Task details: Counting task for the data below: how many lines hold the word "icon"? Answer with the number only.

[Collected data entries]
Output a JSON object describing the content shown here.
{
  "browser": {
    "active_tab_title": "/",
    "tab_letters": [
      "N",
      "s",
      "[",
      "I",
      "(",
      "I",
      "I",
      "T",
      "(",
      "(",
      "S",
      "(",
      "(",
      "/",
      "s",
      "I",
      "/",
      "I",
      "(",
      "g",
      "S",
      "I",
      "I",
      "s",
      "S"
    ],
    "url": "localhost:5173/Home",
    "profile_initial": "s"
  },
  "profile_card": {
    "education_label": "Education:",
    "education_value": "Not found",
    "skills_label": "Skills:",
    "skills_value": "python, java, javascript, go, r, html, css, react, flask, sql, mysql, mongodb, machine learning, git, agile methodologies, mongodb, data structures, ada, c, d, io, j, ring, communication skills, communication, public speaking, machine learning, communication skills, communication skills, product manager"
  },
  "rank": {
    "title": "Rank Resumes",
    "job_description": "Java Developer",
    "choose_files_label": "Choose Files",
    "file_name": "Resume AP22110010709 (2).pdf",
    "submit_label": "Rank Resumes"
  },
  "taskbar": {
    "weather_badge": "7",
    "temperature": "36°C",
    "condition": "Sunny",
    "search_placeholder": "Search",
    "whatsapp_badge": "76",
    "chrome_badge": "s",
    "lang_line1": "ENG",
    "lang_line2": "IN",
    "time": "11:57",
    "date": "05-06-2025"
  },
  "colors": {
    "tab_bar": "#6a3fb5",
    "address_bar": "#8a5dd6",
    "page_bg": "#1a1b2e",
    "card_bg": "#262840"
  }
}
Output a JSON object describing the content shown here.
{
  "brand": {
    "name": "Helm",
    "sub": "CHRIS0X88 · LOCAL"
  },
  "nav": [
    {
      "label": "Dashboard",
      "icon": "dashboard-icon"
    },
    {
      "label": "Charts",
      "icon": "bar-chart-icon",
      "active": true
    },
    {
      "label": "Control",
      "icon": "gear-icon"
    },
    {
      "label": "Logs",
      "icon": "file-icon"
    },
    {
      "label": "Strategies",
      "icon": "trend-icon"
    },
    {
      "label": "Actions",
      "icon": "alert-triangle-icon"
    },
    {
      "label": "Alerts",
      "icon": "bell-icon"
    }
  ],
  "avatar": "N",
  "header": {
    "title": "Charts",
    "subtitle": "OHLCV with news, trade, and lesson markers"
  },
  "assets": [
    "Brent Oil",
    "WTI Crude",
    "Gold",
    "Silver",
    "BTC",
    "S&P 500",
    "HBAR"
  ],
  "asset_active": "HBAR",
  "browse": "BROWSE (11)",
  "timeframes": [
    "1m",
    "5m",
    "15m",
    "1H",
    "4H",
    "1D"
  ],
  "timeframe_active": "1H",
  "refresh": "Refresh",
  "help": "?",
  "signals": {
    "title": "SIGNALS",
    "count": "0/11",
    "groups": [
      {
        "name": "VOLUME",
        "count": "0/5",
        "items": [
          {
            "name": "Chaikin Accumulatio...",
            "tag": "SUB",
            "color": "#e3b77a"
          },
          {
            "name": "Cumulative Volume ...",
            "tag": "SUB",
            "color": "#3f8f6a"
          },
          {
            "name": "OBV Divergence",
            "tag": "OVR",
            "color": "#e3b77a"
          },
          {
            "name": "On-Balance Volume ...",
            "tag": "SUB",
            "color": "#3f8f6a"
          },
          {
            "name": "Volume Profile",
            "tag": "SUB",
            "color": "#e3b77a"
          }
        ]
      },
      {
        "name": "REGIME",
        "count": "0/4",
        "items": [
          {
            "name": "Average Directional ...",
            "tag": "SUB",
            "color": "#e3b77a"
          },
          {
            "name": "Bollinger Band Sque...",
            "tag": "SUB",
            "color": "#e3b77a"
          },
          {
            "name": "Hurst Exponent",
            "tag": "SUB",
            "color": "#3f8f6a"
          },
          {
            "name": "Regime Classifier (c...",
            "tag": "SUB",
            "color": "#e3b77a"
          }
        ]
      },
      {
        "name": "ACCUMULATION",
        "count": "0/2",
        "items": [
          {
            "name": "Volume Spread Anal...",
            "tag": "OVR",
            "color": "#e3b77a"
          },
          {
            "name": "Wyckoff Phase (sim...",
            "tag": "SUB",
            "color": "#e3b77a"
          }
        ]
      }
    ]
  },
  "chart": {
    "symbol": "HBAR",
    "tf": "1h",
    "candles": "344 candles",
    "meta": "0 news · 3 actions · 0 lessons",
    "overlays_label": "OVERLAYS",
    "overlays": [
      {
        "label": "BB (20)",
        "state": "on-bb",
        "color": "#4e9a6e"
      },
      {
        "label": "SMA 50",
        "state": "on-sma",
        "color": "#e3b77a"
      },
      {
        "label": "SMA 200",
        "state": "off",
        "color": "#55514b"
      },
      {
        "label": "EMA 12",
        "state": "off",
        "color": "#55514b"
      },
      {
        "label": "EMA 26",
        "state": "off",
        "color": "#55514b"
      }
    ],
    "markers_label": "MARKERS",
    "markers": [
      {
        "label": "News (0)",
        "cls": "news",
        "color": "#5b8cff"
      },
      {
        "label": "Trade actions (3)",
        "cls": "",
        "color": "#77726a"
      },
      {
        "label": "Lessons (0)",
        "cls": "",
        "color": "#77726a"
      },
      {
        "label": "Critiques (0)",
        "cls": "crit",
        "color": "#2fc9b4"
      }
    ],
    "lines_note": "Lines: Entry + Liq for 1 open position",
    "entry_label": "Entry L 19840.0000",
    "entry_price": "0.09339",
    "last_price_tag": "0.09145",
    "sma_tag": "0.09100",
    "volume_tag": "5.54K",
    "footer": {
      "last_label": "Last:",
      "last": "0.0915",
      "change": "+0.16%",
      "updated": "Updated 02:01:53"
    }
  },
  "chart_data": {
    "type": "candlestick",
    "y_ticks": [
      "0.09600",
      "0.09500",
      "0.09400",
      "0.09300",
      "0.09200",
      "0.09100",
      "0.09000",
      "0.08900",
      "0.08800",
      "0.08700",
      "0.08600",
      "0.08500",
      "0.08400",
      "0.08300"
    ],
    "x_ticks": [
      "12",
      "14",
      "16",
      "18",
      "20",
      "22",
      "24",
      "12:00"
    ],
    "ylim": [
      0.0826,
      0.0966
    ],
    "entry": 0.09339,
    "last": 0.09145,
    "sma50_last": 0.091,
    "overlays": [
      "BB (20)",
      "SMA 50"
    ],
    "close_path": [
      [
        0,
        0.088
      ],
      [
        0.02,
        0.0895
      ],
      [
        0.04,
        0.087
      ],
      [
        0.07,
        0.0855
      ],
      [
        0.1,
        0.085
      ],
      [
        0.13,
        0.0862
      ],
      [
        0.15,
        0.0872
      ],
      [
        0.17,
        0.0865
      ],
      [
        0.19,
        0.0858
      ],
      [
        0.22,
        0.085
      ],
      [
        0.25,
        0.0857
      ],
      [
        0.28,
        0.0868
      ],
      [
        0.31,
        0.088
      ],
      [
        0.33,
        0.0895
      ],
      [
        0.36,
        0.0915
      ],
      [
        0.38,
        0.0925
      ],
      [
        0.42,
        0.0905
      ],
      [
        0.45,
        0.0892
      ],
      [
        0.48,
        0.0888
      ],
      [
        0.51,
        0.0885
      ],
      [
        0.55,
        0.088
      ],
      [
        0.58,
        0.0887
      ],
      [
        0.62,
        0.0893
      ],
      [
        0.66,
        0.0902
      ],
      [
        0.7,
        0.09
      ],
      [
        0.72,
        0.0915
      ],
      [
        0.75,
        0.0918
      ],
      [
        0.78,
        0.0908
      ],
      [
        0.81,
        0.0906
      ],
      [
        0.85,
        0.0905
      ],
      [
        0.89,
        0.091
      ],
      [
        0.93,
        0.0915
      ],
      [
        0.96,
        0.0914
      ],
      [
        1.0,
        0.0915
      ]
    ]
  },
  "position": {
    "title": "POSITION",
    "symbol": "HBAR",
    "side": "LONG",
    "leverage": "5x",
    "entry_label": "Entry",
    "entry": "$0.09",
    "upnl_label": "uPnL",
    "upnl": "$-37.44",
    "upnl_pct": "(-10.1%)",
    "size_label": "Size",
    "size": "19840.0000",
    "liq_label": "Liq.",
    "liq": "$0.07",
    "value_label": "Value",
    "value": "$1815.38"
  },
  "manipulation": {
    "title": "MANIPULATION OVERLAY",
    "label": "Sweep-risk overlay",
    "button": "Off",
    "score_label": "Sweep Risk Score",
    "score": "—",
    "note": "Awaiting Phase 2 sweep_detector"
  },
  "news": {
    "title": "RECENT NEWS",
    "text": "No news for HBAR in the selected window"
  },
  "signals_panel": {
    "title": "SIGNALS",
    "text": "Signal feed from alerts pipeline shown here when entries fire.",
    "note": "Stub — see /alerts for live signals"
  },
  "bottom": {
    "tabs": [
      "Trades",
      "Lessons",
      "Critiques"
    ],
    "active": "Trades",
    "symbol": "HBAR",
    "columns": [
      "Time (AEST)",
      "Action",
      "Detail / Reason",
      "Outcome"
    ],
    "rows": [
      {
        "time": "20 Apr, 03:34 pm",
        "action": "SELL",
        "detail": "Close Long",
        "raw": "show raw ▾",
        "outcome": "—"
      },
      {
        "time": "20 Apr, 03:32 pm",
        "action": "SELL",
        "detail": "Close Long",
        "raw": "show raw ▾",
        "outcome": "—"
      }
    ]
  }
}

Reply to the task: 7